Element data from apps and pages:
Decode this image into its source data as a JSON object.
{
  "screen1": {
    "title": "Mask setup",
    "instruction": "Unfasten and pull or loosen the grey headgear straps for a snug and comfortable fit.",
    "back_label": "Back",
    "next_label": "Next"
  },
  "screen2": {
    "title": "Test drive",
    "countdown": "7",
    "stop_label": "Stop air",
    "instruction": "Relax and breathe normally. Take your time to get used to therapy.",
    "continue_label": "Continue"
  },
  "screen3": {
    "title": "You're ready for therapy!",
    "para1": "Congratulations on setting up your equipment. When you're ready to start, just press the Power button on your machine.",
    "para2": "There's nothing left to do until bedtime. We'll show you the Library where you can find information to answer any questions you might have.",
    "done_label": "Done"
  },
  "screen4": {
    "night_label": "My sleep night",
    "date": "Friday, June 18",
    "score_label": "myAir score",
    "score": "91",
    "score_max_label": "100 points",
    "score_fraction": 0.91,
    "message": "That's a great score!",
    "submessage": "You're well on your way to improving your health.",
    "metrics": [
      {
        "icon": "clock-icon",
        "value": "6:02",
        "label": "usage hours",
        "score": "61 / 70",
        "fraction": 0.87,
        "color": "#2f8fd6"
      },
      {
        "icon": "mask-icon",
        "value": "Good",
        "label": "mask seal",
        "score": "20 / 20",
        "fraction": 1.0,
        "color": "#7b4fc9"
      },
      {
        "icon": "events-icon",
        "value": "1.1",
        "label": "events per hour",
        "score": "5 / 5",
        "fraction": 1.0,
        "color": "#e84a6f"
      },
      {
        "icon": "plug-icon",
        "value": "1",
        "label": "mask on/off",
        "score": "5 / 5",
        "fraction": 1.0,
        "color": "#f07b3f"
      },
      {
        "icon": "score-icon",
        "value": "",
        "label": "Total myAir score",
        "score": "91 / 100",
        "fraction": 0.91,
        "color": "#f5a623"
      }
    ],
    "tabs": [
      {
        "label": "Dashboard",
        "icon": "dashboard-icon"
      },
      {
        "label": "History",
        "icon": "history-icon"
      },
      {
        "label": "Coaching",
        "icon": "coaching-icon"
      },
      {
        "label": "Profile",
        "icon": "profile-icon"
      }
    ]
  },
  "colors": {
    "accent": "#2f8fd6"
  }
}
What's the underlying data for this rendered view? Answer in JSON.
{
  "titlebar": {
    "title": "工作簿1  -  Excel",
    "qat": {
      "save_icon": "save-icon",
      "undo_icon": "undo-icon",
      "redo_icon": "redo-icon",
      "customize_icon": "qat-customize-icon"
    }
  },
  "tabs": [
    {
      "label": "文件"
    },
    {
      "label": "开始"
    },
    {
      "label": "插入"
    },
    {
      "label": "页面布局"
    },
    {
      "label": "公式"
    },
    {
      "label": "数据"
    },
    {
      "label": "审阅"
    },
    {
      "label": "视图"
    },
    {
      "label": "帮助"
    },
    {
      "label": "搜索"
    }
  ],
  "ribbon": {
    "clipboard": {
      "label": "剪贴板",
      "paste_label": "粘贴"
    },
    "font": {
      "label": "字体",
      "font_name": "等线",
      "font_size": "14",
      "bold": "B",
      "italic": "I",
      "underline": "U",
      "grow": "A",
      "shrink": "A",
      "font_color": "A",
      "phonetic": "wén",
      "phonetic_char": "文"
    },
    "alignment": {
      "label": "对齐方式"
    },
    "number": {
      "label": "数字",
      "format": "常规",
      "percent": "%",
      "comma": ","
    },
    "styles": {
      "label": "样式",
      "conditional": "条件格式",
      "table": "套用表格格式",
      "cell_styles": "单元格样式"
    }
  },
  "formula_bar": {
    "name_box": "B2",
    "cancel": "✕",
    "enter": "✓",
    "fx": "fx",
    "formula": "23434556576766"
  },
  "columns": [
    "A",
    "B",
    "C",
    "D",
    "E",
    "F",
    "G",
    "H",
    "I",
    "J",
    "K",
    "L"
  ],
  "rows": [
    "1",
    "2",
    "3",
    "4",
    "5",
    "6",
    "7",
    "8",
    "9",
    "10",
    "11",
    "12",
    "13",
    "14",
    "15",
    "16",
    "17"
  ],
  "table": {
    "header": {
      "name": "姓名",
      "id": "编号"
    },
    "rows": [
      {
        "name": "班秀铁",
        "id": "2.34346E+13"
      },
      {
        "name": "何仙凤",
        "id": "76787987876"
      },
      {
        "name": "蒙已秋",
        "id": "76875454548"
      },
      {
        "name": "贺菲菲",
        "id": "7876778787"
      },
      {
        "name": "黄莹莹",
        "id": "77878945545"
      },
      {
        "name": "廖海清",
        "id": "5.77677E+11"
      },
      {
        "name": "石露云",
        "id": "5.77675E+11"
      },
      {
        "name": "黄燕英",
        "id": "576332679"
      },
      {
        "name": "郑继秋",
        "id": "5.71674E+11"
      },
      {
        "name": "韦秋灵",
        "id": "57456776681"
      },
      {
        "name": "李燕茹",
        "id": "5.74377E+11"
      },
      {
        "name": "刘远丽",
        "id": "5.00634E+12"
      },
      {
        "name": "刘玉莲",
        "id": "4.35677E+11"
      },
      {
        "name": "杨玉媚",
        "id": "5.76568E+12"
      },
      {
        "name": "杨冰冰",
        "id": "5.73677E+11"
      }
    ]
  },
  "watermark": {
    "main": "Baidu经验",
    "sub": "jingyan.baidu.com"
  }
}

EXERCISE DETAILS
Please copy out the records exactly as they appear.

ANSWER TO THE EXERCISE
Decode this image into its source data as a JSON object.
{
  "screen1": {
    "title": "Mask setup",
    "instruction": "Unfasten and pull or loosen the grey headgear straps for a snug and comfortable fit.",
    "back_label": "Back",
    "next_label": "Next"
  },
  "screen2": {
    "title": "Test drive",
    "countdown": "7",
    "stop_label": "Stop air",
    "instruction": "Relax and breathe normally. Take your time to get used to therapy.",
    "continue_label": "Continue"
  },
  "screen3": {
    "title": "You're ready for therapy!",
    "para1": "Congratulations on setting up your equipment. When you're ready to start, just press the Power button on your machine.",
    "para2": "There's nothing left to do until bedtime. We'll show you the Library where you can find information to answer any questions you might have.",
    "done_label": "Done"
  },
  "screen4": {
    "night_label": "My sleep night",
    "date": "Friday, June 18",
    "score_label": "myAir score",
    "score": "91",
    "score_max_label": "100 points",
    "score_fraction": 0.91,
    "message": "That's a great score!",
    "submessage": "You're well on your way to improving your health.",
    "metrics": [
      {
        "icon": "clock-icon",
        "value": "6:02",
        "label": "usage hours",
        "score": "61 / 70",
        "fraction": 0.87,
        "color": "#2f8fd6"
      },
      {
        "icon": "mask-icon",
        "value": "Good",
        "label": "mask seal",
        "score": "20 / 20",
        "fraction": 1.0,
        "color": "#7b4fc9"
      },
      {
        "icon": "events-icon",
        "value": "1.1",
        "label": "events per hour",
        "score": "5 / 5",
        "fraction": 1.0,
        "color": "#e84a6f"
      },
      {
        "icon": "plug-icon",
        "value": "1",
        "label": "mask on/off",
        "score": "5 / 5",
        "fraction": 1.0,
        "color": "#f07b3f"
      },
      {
        "icon": "score-icon",
        "value": "",
        "label": "Total myAir score",
        "score": "91 / 100",
        "fraction": 0.91,
        "color": "#f5a623"
      }
    ],
    "tabs": [
      {
        "label": "Dashboard",
        "icon": "dashboard-icon"
      },
      {
        "label": "History",
        "icon": "history-icon"
      },
      {
        "label": "Coaching",
        "icon": "coaching-icon"
      },
      {
        "label": "Profile",
        "icon": "profile-icon"
      }
    ]
  },
  "colors": {
    "accent": "#2f8fd6"
  }
}
What's the underlying data for this rendered view? Answer in JSON.
{
  "titlebar": {
    "title": "工作簿1  -  Excel",
    "qat": {
      "save_icon": "save-icon",
      "undo_icon": "undo-icon",
      "redo_icon": "redo-icon",
      "customize_icon": "qat-customize-icon"
    }
  },
  "tabs": [
    {
      "label": "文件"
    },
    {
      "label": "开始"
    },
    {
      "label": "插入"
    },
    {
      "label": "页面布局"
    },
    {
      "label": "公式"
    },
    {
      "label": "数据"
    },
    {
      "label": "审阅"
    },
    {
      "label": "视图"
    },
    {
      "label": "帮助"
    },
    {
      "label": "搜索"
    }
  ],
  "ribbon": {
    "clipboard": {
      "label": "剪贴板",
      "paste_label": "粘贴"
    },
    "font": {
      "label": "字体",
      "font_name": "等线",
      "font_size": "14",
      "bold": "B",
      "italic": "I",
      "underline": "U",
      "grow": "A",
      "shrink": "A",
      "font_color": "A",
      "phonetic": "wén",
      "phonetic_char": "文"
    },
    "alignment": {
      "label": "对齐方式"
    },
    "number": {
      "label": "数字",
      "format": "常规",
      "percent": "%",
      "comma": ","
    },
    "styles": {
      "label": "样式",
      "conditional": "条件格式",
      "table": "套用表格格式",
      "cell_styles": "单元格样式"
    }
  },
  "formula_bar": {
    "name_box": "B2",
    "cancel": "✕",
    "enter": "✓",
    "fx": "fx",
    "formula": "23434556576766"
  },
  "columns": [
    "A",
    "B",
    "C",
    "D",
    "E",
    "F",
    "G",
    "H",
    "I",
    "J",
    "K",
    "L"
  ],
  "rows": [
    "1",
    "2",
    "3",
    "4",
    "5",
    "6",
    "7",
    "8",
    "9",
    "10",
    "11",
    "12",
    "13",
    "14",
    "15",
    "16",
    "17"
  ],
  "table": {
    "header": {
      "name": "姓名",
      "id": "编号"
    },
    "rows": [
      {
        "name": "班秀铁",
        "id": "2.34346E+13"
      },
      {
        "name": "何仙凤",
        "id": "76787987876"
      },
      {
        "name": "蒙已秋",
        "id": "76875454548"
      },
      {
        "name": "贺菲菲",
        "id": "7876778787"
      },
      {
        "name": "黄莹莹",
        "id": "77878945545"
      },
      {
        "name": "廖海清",
        "id": "5.77677E+11"
      },
      {
        "name": "石露云",
        "id": "5.77675E+11"
      },
      {
        "name": "黄燕英",
        "id": "576332679"
      },
      {
        "name": "郑继秋",
        "id": "5.71674E+11"
      },
      {
        "name": "韦秋灵",
        "id": "57456776681"
      },
      {
        "name": "李燕茹",
        "id": "5.74377E+11"
      },
      {
        "name": "刘远丽",
        "id": "5.00634E+12"
      },
      {
        "name": "刘玉莲",
        "id": "4.35677E+11"
      },
      {
        "name": "杨玉媚",
        "id": "5.76568E+12"
      },
      {
        "name": "杨冰冰",
        "id": "5.73677E+11"
      }
    ]
  },
  "watermark": {
    "main": "Baidu经验",
    "sub": "jingyan.baidu.com"
  }
}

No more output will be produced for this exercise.